#### Your objective
Gather, from the data below, each line in which the word "bold" occurs.

#### Provided records
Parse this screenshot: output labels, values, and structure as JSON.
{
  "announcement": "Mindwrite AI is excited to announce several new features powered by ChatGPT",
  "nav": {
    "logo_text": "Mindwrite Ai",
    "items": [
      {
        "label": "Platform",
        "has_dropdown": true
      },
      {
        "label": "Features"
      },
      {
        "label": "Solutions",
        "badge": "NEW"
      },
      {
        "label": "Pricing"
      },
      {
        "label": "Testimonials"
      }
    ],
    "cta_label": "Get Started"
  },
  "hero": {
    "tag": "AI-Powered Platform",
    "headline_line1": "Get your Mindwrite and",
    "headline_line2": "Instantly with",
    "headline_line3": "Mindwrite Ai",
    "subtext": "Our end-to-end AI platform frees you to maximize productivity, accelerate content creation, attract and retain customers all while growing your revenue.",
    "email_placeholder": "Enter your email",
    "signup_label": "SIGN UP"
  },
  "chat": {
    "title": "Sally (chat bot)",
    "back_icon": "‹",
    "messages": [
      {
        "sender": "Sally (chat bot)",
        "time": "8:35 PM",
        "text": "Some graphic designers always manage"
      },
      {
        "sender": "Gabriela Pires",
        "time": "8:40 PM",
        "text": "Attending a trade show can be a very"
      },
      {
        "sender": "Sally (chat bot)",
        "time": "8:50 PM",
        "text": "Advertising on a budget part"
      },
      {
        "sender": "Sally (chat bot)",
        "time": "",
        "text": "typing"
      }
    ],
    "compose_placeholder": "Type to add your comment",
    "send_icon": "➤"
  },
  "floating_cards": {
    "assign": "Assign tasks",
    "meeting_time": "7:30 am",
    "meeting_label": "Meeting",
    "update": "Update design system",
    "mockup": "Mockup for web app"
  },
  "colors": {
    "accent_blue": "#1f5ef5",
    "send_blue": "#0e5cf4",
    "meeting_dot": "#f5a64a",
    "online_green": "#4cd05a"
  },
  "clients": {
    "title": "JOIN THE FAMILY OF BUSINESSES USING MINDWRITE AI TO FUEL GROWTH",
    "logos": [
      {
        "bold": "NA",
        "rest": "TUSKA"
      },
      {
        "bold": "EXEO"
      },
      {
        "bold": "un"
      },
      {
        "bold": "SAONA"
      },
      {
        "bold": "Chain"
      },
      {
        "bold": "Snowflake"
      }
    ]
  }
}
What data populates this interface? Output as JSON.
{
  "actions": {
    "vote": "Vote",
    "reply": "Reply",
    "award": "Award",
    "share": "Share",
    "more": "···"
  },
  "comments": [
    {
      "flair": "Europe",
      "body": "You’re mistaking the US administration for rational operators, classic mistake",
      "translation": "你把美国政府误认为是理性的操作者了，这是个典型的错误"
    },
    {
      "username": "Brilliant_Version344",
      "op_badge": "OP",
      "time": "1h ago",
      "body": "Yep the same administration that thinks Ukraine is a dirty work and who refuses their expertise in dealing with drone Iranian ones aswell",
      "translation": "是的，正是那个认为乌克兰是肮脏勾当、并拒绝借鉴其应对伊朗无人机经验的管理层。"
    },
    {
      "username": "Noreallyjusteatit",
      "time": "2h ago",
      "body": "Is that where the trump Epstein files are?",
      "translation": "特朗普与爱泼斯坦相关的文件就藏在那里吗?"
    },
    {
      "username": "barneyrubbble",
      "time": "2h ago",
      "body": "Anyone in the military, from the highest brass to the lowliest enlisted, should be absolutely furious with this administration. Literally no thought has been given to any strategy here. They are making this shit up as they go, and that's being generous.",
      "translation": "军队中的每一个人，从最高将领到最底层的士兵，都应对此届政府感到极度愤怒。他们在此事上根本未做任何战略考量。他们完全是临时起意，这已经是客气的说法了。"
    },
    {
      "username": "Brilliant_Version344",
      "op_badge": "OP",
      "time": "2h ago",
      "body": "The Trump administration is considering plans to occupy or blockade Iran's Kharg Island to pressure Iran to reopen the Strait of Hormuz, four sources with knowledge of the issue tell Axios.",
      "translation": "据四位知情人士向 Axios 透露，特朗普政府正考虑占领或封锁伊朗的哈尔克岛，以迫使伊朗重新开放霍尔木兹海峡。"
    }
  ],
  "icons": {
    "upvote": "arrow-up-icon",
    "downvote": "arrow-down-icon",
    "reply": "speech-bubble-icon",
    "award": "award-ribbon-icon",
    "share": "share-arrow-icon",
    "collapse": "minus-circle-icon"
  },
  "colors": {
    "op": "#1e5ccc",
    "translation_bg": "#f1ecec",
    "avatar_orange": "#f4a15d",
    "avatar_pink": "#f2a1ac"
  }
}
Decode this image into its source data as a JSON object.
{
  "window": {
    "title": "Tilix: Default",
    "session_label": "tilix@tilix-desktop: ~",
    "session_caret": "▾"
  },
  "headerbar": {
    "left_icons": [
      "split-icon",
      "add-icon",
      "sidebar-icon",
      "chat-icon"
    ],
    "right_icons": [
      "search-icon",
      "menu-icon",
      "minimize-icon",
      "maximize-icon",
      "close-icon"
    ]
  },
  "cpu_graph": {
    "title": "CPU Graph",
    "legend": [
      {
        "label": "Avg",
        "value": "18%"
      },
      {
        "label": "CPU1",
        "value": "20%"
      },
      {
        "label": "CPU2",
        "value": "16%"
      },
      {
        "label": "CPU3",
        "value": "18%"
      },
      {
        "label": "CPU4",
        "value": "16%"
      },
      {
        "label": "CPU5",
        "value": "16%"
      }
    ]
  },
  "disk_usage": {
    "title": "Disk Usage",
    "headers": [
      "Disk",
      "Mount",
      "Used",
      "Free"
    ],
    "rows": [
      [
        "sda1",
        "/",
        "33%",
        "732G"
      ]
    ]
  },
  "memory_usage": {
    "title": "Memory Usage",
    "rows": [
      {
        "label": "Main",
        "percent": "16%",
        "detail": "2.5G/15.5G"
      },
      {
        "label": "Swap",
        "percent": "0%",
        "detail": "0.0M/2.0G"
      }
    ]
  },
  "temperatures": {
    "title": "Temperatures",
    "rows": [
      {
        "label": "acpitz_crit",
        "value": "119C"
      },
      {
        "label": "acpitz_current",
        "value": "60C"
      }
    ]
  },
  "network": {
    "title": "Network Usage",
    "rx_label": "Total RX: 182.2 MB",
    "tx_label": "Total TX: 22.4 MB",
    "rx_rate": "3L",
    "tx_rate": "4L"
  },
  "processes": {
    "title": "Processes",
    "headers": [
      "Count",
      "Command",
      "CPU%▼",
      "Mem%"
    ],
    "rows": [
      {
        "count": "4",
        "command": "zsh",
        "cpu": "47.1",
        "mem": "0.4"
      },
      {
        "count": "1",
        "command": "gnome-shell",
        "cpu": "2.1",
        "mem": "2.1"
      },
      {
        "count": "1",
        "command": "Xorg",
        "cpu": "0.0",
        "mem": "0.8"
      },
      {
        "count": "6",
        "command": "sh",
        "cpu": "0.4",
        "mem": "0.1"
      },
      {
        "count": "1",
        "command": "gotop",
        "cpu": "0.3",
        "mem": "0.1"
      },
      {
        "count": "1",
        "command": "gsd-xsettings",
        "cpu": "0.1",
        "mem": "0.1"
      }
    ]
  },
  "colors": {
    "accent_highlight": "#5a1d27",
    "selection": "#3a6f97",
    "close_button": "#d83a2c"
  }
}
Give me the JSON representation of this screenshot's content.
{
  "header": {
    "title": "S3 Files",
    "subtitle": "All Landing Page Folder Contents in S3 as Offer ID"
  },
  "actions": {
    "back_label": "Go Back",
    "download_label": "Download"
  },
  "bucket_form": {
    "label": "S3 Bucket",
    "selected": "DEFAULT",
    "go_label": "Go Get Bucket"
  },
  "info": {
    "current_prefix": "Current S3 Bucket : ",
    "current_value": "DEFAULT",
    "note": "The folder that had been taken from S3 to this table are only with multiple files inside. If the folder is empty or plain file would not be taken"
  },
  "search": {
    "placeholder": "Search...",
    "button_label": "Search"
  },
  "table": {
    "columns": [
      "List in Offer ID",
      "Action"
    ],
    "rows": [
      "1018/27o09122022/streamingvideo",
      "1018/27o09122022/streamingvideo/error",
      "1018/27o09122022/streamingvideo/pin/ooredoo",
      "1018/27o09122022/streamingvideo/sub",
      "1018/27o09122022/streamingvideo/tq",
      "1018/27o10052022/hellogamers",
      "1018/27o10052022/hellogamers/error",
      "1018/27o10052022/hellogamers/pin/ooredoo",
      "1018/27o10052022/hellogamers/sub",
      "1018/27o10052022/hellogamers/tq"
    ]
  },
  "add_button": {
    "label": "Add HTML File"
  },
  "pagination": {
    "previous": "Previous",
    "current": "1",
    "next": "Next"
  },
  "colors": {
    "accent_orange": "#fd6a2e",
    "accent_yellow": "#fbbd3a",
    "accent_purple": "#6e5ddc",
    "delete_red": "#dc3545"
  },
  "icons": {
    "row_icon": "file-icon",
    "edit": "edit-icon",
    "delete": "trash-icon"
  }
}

#### Response area
        "bold": "NA",
        "bold": "EXEO"
        "bold": "un"
        "bold": "SAONA"
        "bold": "Chain"
        "bold": "Snowflake"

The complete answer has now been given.